Even visualizing the symbols of the diffusion equation (the math governing heat conduction) doesn’t mean you’ve formed a hypothesis about the metal plate. This is not school; we are not testing your memory to see if you can write down the diffusion equation. This is Bayescraft; we are scoring your anticipations of experience. If you use the diffusion equation, by measuring a few points with a thermometer and then trying to predict what the thermometer will say on the next measurement, then it is definitely connected to experience. Even if the student just visualizes something flowing, and therefore holds a match near the cooler side of the plate to try to measure where the heat goes, then this mental image of flowing-ness connects to experience; it controls anticipation. If you aren’t using the diffusion equation—putting in numbers and getting out results that control your anticipation of particular experiences—then the connection between map and territory is severed as though by a knife. What remains is not a belief, but a verbal behavior.
Maybe, if we drill students that words don’t count, only anticipation-controllers, the student will not get stuck on “Heat conduction? No? Maybe heat convection? That’s not it either?”
Excerpt: dialogue on how to approach learning
Maybe then, thinking the phrase “heat conduction” will lead onto a genuinely helpful path, like:
- “Heat conduction?”
- But that’s only a phrase—what does it mean?
- The diffusion equation?
- But those are only symbols—how do I apply them?
- What does applying the diffusion equation lead me to anticipate?
- It sure doesn’t lead me to anticipate that the side of a metal plate farther away from a radiator would feel warmer.
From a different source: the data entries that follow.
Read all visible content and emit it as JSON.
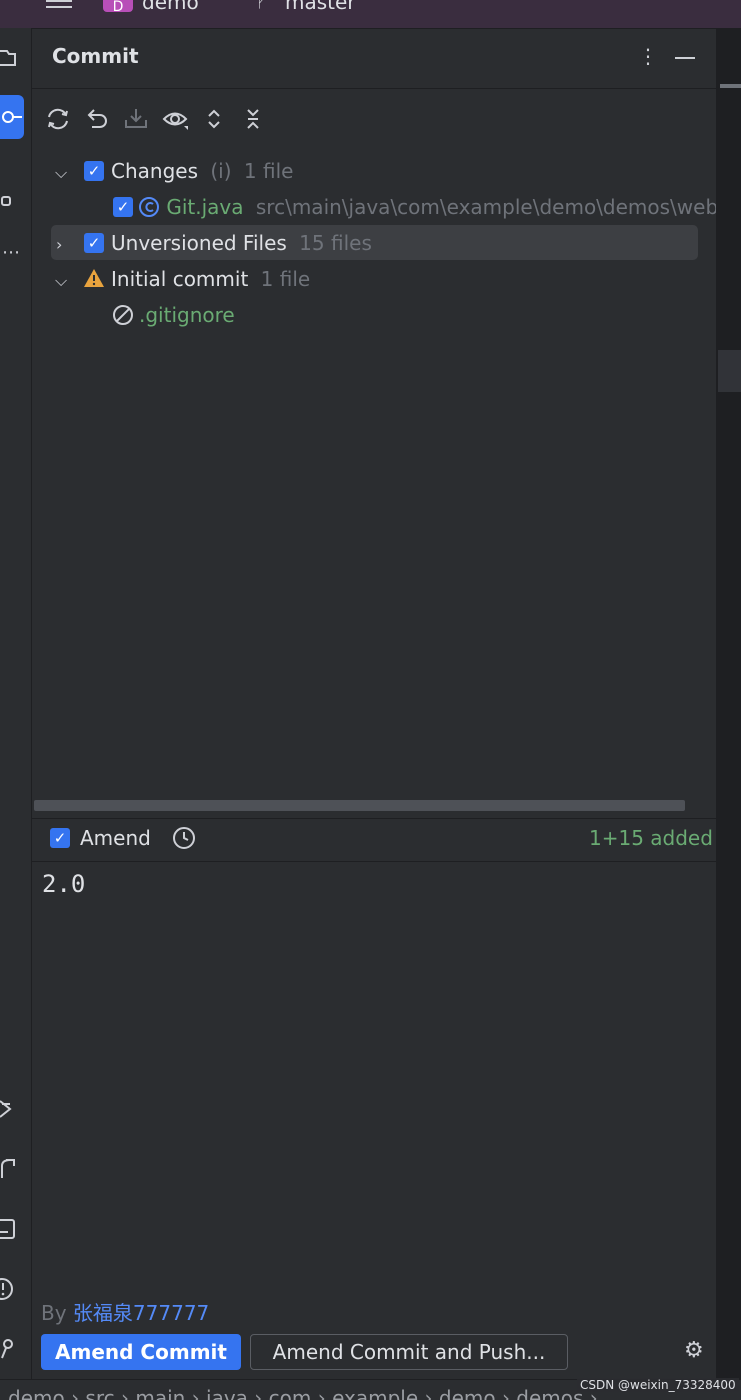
{
  "topbar": {
    "project_badge": "D",
    "project_name": "demo",
    "branch_name": "master"
  },
  "panel": {
    "title": "Commit"
  },
  "tree": {
    "changes": {
      "label": "Changes",
      "hint": "(i)",
      "count": "1 file"
    },
    "file": {
      "name": "Git.java",
      "path": "src\\main\\java\\com\\example\\demo\\demos\\web"
    },
    "unversioned": {
      "label": "Unversioned Files",
      "count": "15 files"
    },
    "initial": {
      "label": "Initial commit",
      "count": "1 file"
    },
    "ignored_file": {
      "name": ".gitignore"
    }
  },
  "amend": {
    "label": "Amend",
    "stats": "1+15 added",
    "checked": true
  },
  "message": {
    "text": "2.0"
  },
  "author": {
    "prefix": "By",
    "name": "张福泉777777"
  },
  "buttons": {
    "amend_commit": "Amend Commit",
    "amend_push": "Amend Commit and Push..."
  },
  "breadcrumb": {
    "text": "demo › src › main › java › com › example › demo › demos ›"
  },
  "watermark": "CSDN @weixin_73328400",
  "colors": {
    "accent": "#3574f0",
    "panel_bg": "#2b2d30",
    "added_green": "#6aab73",
    "warning": "#e8a33e"
  },
  "icons": [
    "menu-icon",
    "refresh-icon",
    "rollback-icon",
    "shelve-icon",
    "eye-icon",
    "expand-all-icon",
    "collapse-all-icon",
    "more-icon",
    "minimize-icon",
    "history-icon",
    "gear-icon",
    "warning-icon",
    "ignored-icon",
    "class-icon"
  ]
}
- I notice that I am confused. Maybe the near side just feels cooler, because it’s made of more insulative material and transfers less heat to my hand? I’ll try measuring the temperature . . .
- Okay, that wasn’t it. Can I try to verify whether the diffusion equation holds true of this metal plate, at all? Is heat flowing the way it usually does, or is something else going on?
- I could hold a match to the plate and try to measure how heat spreads over time . . .